__What you should do__. List each line of the data that holds the string "系统管理员", please.

Records excerpted from a collection
··········

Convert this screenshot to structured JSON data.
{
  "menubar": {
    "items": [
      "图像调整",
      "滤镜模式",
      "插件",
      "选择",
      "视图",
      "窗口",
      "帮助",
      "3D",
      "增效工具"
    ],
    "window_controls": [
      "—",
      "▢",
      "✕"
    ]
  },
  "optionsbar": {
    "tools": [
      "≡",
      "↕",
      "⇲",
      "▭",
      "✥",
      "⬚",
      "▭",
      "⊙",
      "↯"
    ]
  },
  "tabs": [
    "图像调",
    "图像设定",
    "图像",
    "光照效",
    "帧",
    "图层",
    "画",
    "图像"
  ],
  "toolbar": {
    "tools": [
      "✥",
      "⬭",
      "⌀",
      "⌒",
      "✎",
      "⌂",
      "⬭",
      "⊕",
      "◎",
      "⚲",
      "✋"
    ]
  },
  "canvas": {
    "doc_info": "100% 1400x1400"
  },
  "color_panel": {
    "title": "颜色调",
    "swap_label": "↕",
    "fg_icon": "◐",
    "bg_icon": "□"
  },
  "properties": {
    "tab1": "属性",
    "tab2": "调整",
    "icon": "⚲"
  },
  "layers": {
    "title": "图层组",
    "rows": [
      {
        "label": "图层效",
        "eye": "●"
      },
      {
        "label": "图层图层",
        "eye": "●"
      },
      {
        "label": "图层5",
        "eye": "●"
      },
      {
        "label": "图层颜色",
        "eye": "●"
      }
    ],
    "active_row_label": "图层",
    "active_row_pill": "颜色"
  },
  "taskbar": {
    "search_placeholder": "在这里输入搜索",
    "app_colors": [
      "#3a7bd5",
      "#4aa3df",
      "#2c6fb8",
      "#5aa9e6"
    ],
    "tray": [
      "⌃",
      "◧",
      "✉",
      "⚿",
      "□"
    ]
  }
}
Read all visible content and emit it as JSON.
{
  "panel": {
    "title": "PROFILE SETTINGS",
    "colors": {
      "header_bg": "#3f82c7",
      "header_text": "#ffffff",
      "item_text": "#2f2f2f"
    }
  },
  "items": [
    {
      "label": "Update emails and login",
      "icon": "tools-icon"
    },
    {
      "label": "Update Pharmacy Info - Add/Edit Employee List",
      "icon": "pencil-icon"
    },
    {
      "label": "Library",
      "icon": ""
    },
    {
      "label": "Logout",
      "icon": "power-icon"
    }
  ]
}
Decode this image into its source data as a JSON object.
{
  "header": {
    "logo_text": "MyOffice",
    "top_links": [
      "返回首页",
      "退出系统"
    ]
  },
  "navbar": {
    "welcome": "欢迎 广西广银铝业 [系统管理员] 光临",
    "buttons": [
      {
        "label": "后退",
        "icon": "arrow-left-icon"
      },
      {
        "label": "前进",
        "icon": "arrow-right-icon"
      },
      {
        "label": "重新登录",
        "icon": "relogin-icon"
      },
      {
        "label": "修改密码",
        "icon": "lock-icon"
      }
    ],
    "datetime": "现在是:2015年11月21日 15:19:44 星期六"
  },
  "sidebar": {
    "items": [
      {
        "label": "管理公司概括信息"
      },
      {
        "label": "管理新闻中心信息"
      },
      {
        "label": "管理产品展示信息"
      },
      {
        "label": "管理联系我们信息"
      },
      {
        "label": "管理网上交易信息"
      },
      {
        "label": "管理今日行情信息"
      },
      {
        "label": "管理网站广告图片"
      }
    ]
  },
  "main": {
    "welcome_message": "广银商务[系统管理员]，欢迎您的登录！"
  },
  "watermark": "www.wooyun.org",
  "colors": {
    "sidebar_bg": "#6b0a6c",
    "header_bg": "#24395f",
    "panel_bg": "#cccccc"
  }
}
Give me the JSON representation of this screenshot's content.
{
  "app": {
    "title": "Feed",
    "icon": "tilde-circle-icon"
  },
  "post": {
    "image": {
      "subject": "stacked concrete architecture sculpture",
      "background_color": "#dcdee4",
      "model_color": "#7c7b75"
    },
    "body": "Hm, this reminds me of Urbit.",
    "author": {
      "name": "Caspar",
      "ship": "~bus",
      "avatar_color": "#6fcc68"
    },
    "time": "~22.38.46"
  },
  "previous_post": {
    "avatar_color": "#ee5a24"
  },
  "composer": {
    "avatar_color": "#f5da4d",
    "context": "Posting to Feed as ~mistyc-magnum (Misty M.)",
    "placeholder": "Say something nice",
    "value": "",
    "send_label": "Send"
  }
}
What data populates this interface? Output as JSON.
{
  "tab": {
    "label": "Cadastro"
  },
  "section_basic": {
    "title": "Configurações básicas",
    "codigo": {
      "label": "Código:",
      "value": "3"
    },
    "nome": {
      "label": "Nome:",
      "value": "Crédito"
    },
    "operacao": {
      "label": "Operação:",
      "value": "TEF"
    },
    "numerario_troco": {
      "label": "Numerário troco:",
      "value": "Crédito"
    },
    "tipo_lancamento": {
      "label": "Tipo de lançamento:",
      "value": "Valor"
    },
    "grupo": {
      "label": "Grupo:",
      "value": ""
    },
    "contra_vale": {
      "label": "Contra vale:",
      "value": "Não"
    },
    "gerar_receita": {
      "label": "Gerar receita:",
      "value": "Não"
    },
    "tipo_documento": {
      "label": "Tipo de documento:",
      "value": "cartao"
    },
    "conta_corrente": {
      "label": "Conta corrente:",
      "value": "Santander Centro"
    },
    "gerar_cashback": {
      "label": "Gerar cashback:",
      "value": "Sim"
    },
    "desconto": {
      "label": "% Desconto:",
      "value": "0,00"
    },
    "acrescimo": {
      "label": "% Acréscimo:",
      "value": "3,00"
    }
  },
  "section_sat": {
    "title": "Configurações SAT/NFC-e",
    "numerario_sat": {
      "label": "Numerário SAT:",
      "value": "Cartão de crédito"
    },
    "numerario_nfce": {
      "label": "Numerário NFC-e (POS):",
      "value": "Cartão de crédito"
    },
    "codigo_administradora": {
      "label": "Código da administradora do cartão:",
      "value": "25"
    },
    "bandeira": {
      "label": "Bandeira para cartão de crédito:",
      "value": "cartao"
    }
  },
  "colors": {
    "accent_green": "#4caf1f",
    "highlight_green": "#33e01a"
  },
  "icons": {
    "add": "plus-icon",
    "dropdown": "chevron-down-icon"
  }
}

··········

__Response to the task__.
    "welcome": "欢迎 广西广银铝业 [系统管理员] 光临",
    "welcome_message": "广银商务[系统管理员]，欢迎您的登录！"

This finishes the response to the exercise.